Masanobu Fukuoka was an agricultural scientist in pre-WWII Japan before getting conscripted into the army. His experiences working for the government on modernizing Japanese agriculture by introducing chemical fertilizers and machinery and being forced to fight for an imperialist regime impelled him to reject technological and industrial paradigms of progress and return to his family farm where he formulated an eclectic worldview and perfected no-till techniques of farming that he dubbed “do-nothing agriculture.” His book about this, The One Straw Revolution (1975), became a Bible for practitioners in the emerging permaculture movement.
Scott and Helen Nearing moved from New York City to Vermont, where they bought and resurrected a derelict farm at the height of the Great Depression. (This was long before anyone ever uttered the words “back-to-the-land” or “hippie.”) Scott was a trained economist and a Communist. He had endured a high-profile trial for treason in New York for his pacifism during WWI then managed to get himself kicked out of the Party for what its leaders called “mystic individualism.” He and Helen embarked on their Vermont homesteading project and a maple sugaring business when Scott was in his 50s. They documented their build-everything-yourself self-sufficient lifestyle twenty years later, in 1954, at the urging of their neighbor, Pearl S. Buck.
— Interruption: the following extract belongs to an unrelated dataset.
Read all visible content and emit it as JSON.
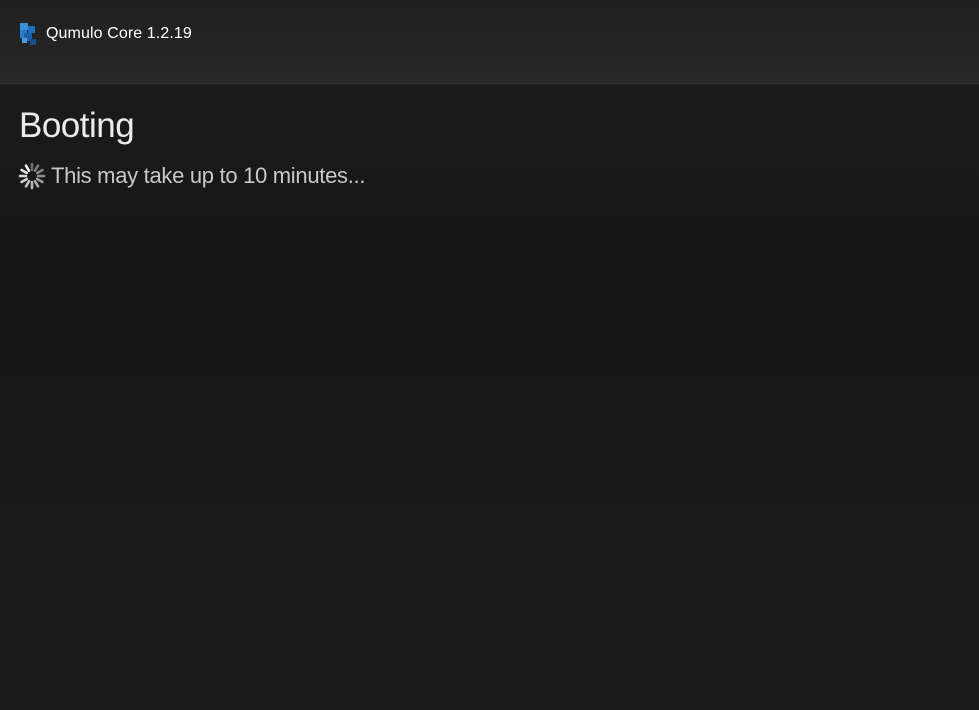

That book was entitled Living the Good Life: How to Live Sanely and Simply in a Troubled World. The Nearings viewed diet as an agent of liberation from capitalism’s hegemonic control of labor. They ate only raw vegetables and viewed the keeping of livestock as tantamount to chattel slavery (for both farmers and animals). One of the longest chapters in their manifesto for the good life is entitled “Eating for Health.”
Finally, James Scott, a political scientist at Yale, makes the intriguing argument in his books Against the Grain: A Deep History of the Earliest States (2018) and The Art of Not Being Governed (2010) that ancient and contemporary peoples living on the fringes of agronomic civilizations, often seen as primitive or “left out” of the benefits of agriculture, in fact leverage their own food and lifestyle choices to keep civilization with its taxes and conscriptions at bay. Planting root crops using paleolithic slash-and-burn techniques in the mountains, for example, as opposed to growing rice or grains in the valleys, avoids taxation and/or usurpation by the State. (The logic of that being rice and grain are harvested seasonally, all at one time, and stored, so easy to confiscate or tax; tubers like taro and yams you harvest as you need them and can stay in the ground ready-to-eat for years.)
Sometimes food is just food. But just as often, as in Plato’s City for Pigs, food is metaphorical, or metonymic, standing in for something more than itself, something that is in its essence political.
M. D. Usher is the Lyman-Roberts Professor of Classical Languages and Literature at the University of Vermont, where he is a faculty member in the Environmental and Food Systems Programs and the Department of Geography. He and his wife, Caroline, have been farming for more than twenty years and they built, own, and operate Works & Days Farm, which produces lamb, eggs, and maple syrup in Shoreham, Vermont.